- _Exercise goal_
Among the entries below, which lines include the string "icon"? Show each one.

- _Information given_
────────

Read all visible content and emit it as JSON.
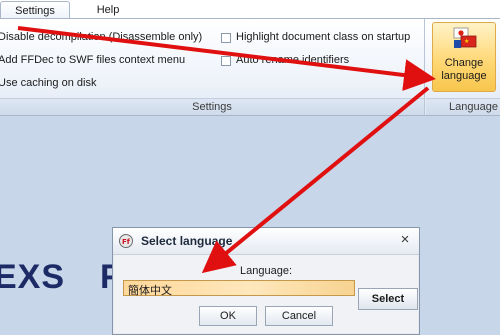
{
  "tabs": {
    "settings": "Settings",
    "help": "Help"
  },
  "ribbon": {
    "settings_options": {
      "disable_decompilation": "Disable decompilation (Disassemble only)",
      "add_context_menu": "Add FFDec to SWF files context menu",
      "use_caching": "Use caching on disk",
      "highlight_class": "Highlight document class on startup",
      "auto_rename": "Auto rename identifiers"
    },
    "settings_group_label": "Settings",
    "language_group_label": "Language",
    "change_language_line1": "Change",
    "change_language_line2": "language"
  },
  "workspace": {
    "text_left": "EXS",
    "text_right": "F"
  },
  "dialog": {
    "title": "Select language",
    "close": "×",
    "language_label": "Language:",
    "selected_language": "簡体中文",
    "select_button": "Select",
    "ok": "OK",
    "cancel": "Cancel"
  },
  "colors": {
    "arrow": "#e01010",
    "accent": "#ffd877"
  }
}
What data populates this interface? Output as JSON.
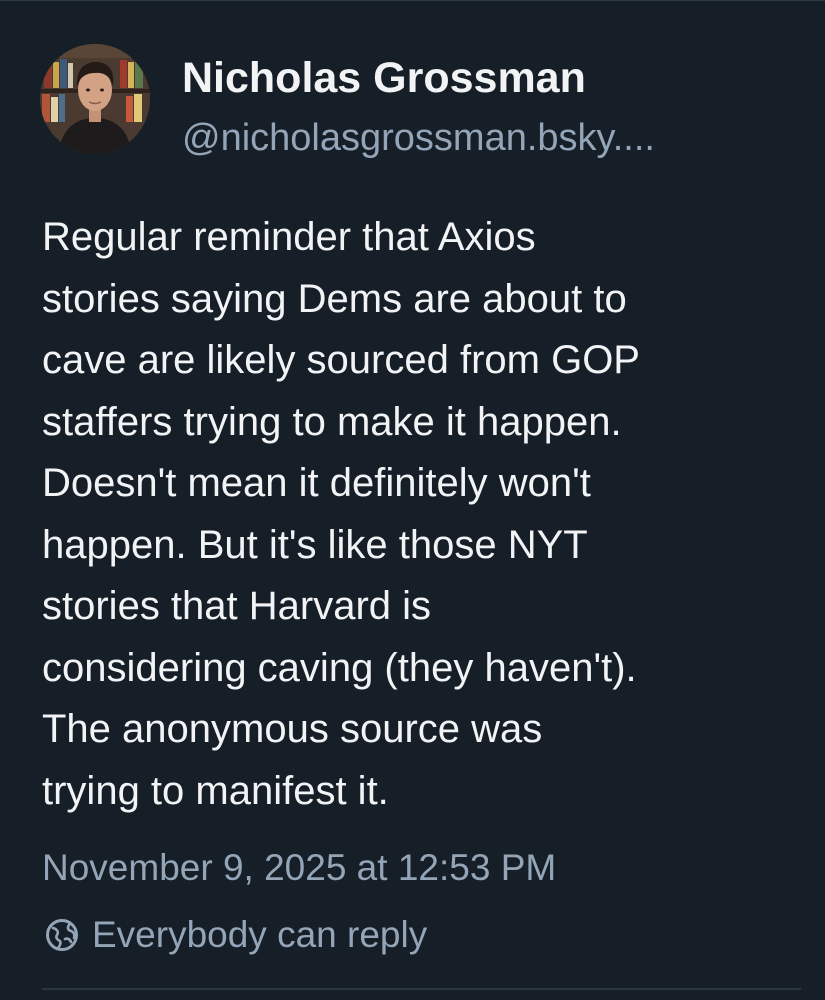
{
  "post": {
    "author": {
      "display_name": "Nicholas Grossman",
      "handle": "@nicholasgrossman.bsky...."
    },
    "text_lines": [
      "Regular reminder that Axios",
      "stories saying Dems are about to",
      "cave are likely sourced from GOP",
      "staffers trying to make it happen.",
      "Doesn't mean it definitely won't",
      "happen. But it's like those NYT",
      "stories that Harvard is",
      "considering caving (they haven't).",
      "The anonymous source was",
      "trying to manifest it."
    ],
    "timestamp": "November 9, 2025 at 12:53 PM",
    "reply_setting": {
      "icon": "globe-icon",
      "label": "Everybody can reply"
    }
  },
  "colors": {
    "background": "#161e27",
    "primary_text": "#f1f3f5",
    "secondary_text": "#93a5b7"
  }
}
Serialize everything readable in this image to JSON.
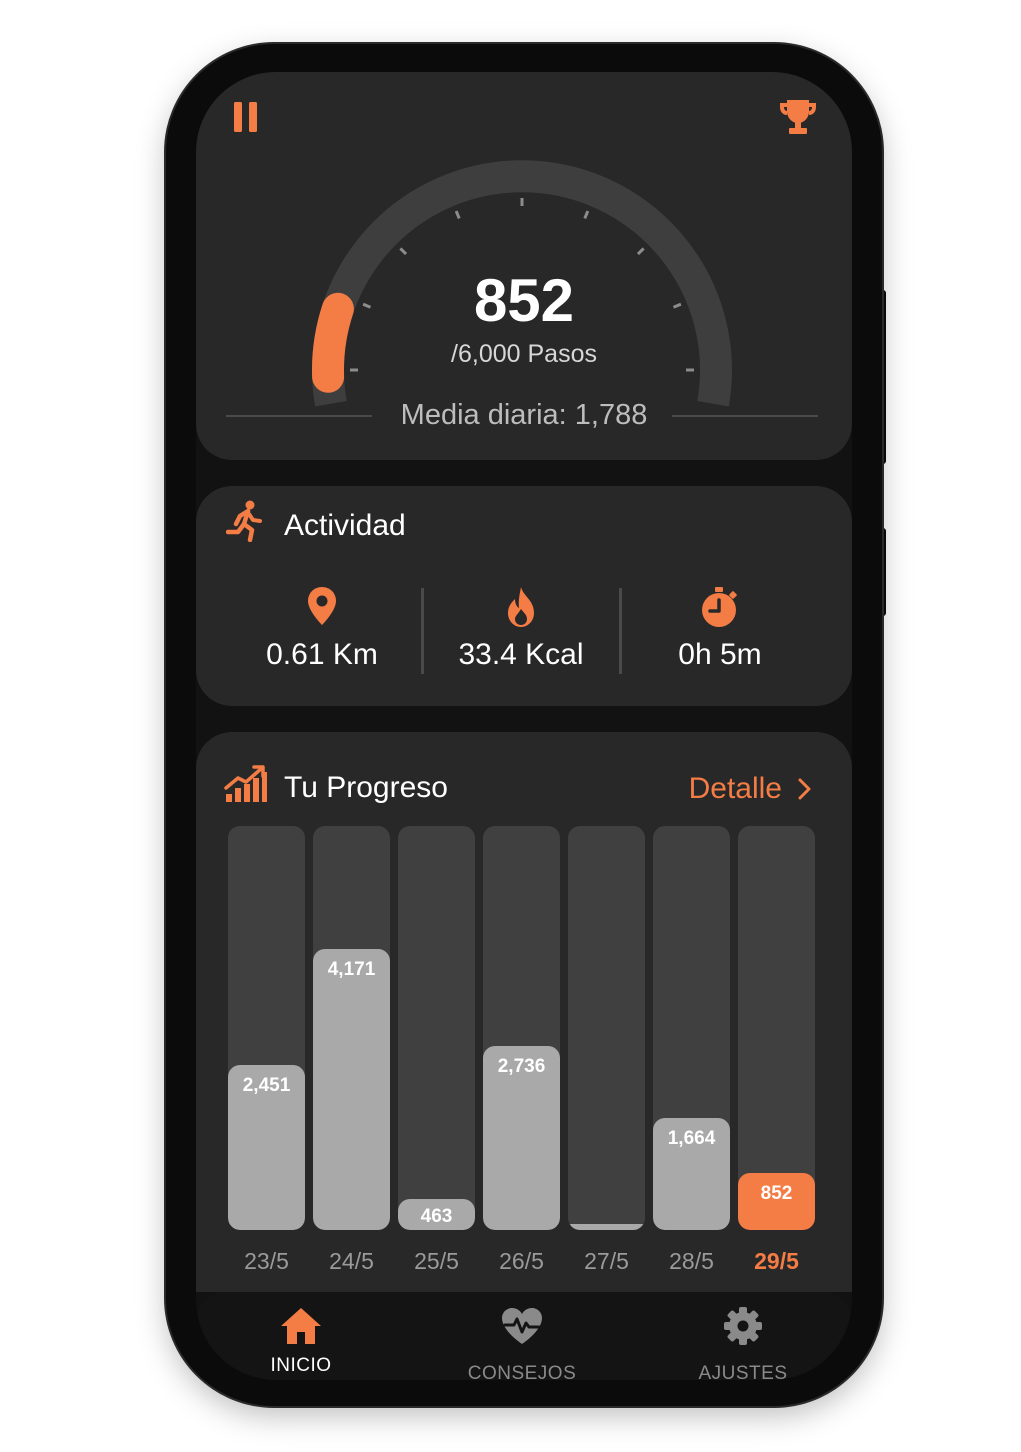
{
  "colors": {
    "accent": "#f47c45",
    "card": "#282828",
    "background": "#121212",
    "bar_inactive": "#a9a9a9",
    "track": "#404040"
  },
  "header": {
    "left_icon": "pause-icon",
    "right_icon": "trophy-icon"
  },
  "gauge": {
    "current": 852,
    "goal": 6000,
    "value_text": "852",
    "goal_text": "/6,000 Pasos",
    "daily_average_text": "Media diaria: 1,788"
  },
  "activity": {
    "title": "Actividad",
    "icon": "running-person-icon",
    "metrics": [
      {
        "icon": "location-pin-icon",
        "value": "0.61 Km"
      },
      {
        "icon": "flame-icon",
        "value": "33.4 Kcal"
      },
      {
        "icon": "stopwatch-icon",
        "value": "0h 5m"
      }
    ]
  },
  "progress": {
    "title": "Tu Progreso",
    "icon": "trending-chart-icon",
    "detail_label": "Detalle",
    "detail_icon": "chevron-right-icon"
  },
  "chart_data": {
    "type": "bar",
    "categories": [
      "23/5",
      "24/5",
      "25/5",
      "26/5",
      "27/5",
      "28/5",
      "29/5"
    ],
    "values": [
      2451,
      4171,
      463,
      2736,
      0,
      1664,
      852
    ],
    "value_labels": [
      "2,451",
      "4,171",
      "463",
      "2,736",
      "",
      "1,664",
      "852"
    ],
    "ylim": [
      0,
      6000
    ],
    "highlighted_index": 6
  },
  "nav": [
    {
      "label": "INICIO",
      "icon": "home-icon",
      "active": true
    },
    {
      "label": "CONSEJOS",
      "icon": "heart-pulse-icon",
      "active": false
    },
    {
      "label": "AJUSTES",
      "icon": "gear-icon",
      "active": false
    }
  ]
}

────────

- _Response to this task_
      "icon": "globe-icon",
    "left_icon": "pause-icon",
    "right_icon": "trophy-icon"
    "icon": "running-person-icon",
        "icon": "location-pin-icon",
        "icon": "flame-icon",
        "icon": "stopwatch-icon",
    "icon": "trending-chart-icon",
    "detail_icon": "chevron-right-icon"
      "icon": "home-icon",
      "icon": "heart-pulse-icon",
      "icon": "gear-icon",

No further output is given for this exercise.